Family members with a heritable mutation in the BRCA1 or BRCA2 gene have up to an 85% life-long risk of contracting one or more of the cancers associated with a genetic alteration to these genes. The inheritance risks of a BRCA alteration to first and second-degree relatives of affected individuals are 50% and 25%, respectively. Currently, members from high-risk families can be tested for the presence of BRCA1 or BRCA2 mutations by gene sequencing of blood cell DNA. This test is expensive and generally is not reimbursed by insurance carriers. ^ Over 85% of BRCA1 and BRCA2 mutations are reported to result in the production of a truncated protein, from which the carboxy terminal end sequences of their respective protein is missing. ^ In preliminary studies, using antibodies specific for the amino acid terminal or the carboxy terminal of the BRCA1 protein, we demonstrated that immunohistochemical analysis of surgical specimens, consisting of matched ovarian tumor and normal uninvolved tissue, identified BRCA1 protein truncations in two matched samples. Each BRCA1 protein truncation was shown to be indicative of the presence of a BRCA1 germline mutation. ^ Human buccal cells were then investigated as a minimally invasive cell source for this assay. Buccal cells were shown to express BRCA1 and BRCA2 protein immunohistochemically using distinct antibodies for the BRCA1 and BRCA2 protein terminals. Transcription of the BRCA1 and BRCA2 gene within buccal cells was also shown to occur by RT-PCR. ^ A double blind study was then conducted using blood DNA and buccal cells collected from thirteen high-risk patients for carrying a germline BRCA1 or BRCA2 mutation. Mutation analysis (PCR, SSCP, and gene sequencing) was performed on DNA. Immunohistochemical analysis for the BRCA1 and BRCA2 protein was performed on cytospun deposited buccal cells. The buccal cell assay correctly predicted the presence of six germline BRCA1 mutations, three germline BRCA2 mutations, and three with no mutations. One predicted germline BRCA2 mutation did not correlate with DNA sequencing results. Based on these results, this assay exhibited a 100% negative predictive value and 90% positive predictive value. ^
Biology, Molecular|Health Sciences, Oncology

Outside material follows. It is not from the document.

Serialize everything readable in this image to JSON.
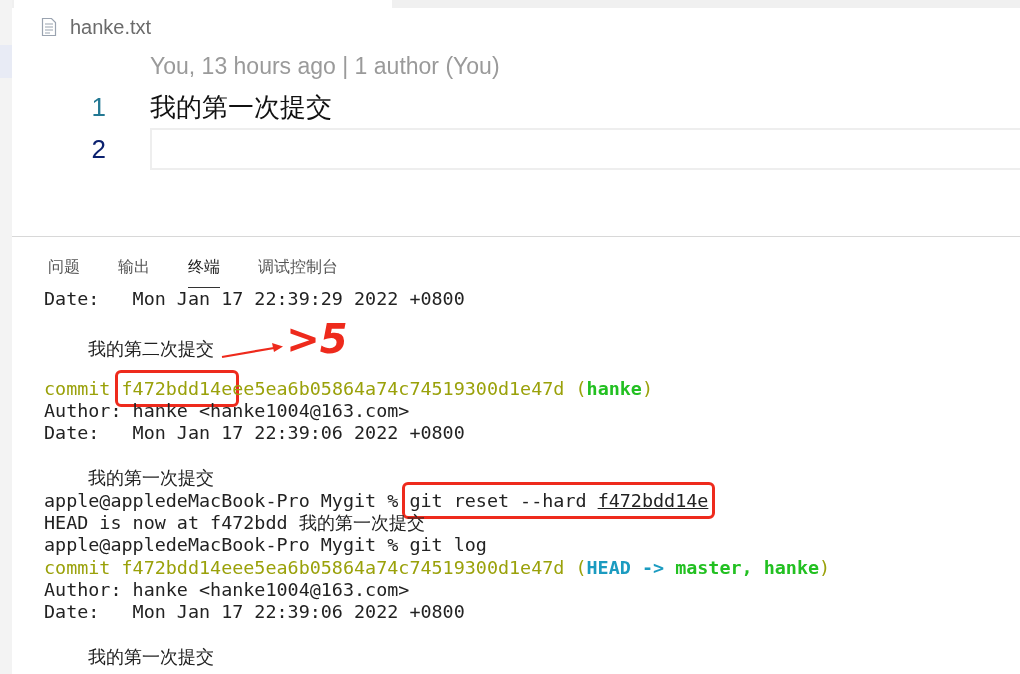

Timothy John Byrne,
"A minimally invasive assay detects BRCA1 and BRCA2 protein truncations indicative of the presence of a germline mutation"
(January 1, 2000).
Electronic Doctoral Dissertations for UMass Amherst.